Shamanism utilizes four archetypes, four directions, and four aspects of the body and of the brain to make sense of the natural world and our place in it. Generally, the shaman takes whatever the issue is, and works a level or two above it. If it’s an issue with health or the physical body, you’d work on the emotional level, or the mythic level. If you have a relationship issue, you’d work at the mythic or energetic level to solve it. Working with pure energy can solve any issue, but case-dependent, sometimes you just want to view through the non-judgemental eyes of Serpent.


Animal Archetype: Serpent

Represented by the Body; cells, molecules, hormones, neurons

Part of the Brain: Reptilian Brain (brainstem), the oldest and most primitive brain, controls basic body functions such as heartbeat, breathing and body temperature, instincts and impulses. This is the brain we share with reptiles.

Serpent represents the literal and the physical, and sees the world though eyes that do not judge. The serpent also represents the healer within. We connect with serpent to remember to shed our past as it sheds its skin. With its belly connecting to the earth, it signifies a direct connection with Pachamama. We address the issues of the physical body at this level, and utilize the mind and above levels in order to resolve those issues.


Animal Archetype: Jaguar

Represented by the Mind; words, feelings, senses, emotions, intuition

Part of the Brain: Mammalian (Limbic), associated with emotions, memory and behavior. This is the brain we share with other mammals.

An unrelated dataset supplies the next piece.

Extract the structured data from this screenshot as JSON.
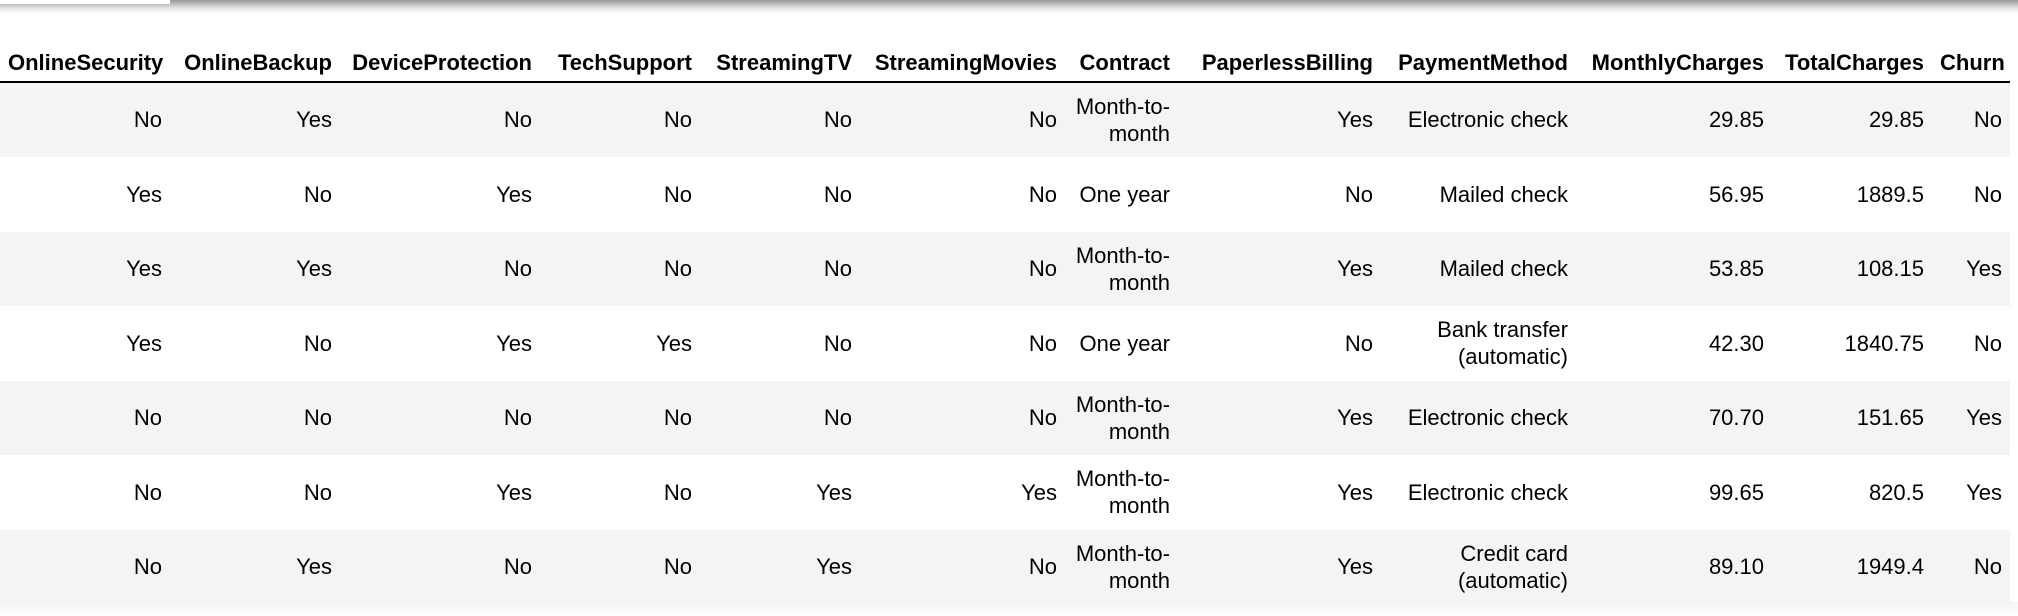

Jaguar teaches us the way of peace, of stillness and how to live impeccably. It teaches us to step beyond death and fear, to walk gracefully and silently through the dark forest, connecting with the life force of the jungle. Through the eyes of jaguar, things are not always as they appear to be. Jaguar looks beyond what everyone else is seeing, looks deeper. We address imbalances with the mind at this level and resolve their issues at a soul or energetic level.


Animal Archetype: Hummingbird

Represented by the Soul; images, visualization, myth, ceremony, poetry, music, chanting

Part of the Brain: Neocortex, higher functions associated with memory, learning and conditioning, sensory perception, conscious thought, language

The hummingbird makes a trek of thousands of miles along its epic journey of migration, the Hero’s Journey. It teaches us to stay the course, facing fear with courage and resilience, and always remembering to pause along the way and enjoy the sweet nectar of life. Hummingbird helps us to listen to the whispering winds that carries the wisdom and guidance of our ancestors who watch over us. Here we heal and release our ancestral patterns that no longer serve us. Hummingbird is outside the realm of time. This is the realm of the mythic, the language of images, poetry, music, chanting. At this level, everything is what it is.


Animal Archetype: Eagle/Condor

Represented by Energy; knowledge, wisdom, source

Part of the Brain: Prefrontal Cortex, the pituitary gland and pineal gland (associated with third eye, psychic abilities, clairvoyance, lucid dreaming, connection with spirit, separation dissolves), activated during deep meditation and spiritual experience

Eagle comes to us from the place of the rising sun, the place of our becoming. Here we see everything from a higher perspective, with vision and clarity. Eagle sees everything, but doesn’t get caught up in it. We are shown the mountains we only dare dream of, seeing beyond the minutia of life, so we may behold the possibilities available to us in each moment. This level is pure energy, spirit, source.


Shamanism is so deep and vast that I could keep writing on the subject, but I’ll stop here. Coming out of my 300 hour training I feel as though I have only skimmed the surface, but I can’t wait to delve deeper. I know without a doubt, I have listened to a calling and have been catapulted onto a path to my destiny, although I have no idea what that’s going to look like in the next year, or the next ten years. In the meantime, I’ll be following up with another article on what to expect with a shamanic energy medicine healing session, so stay tuned.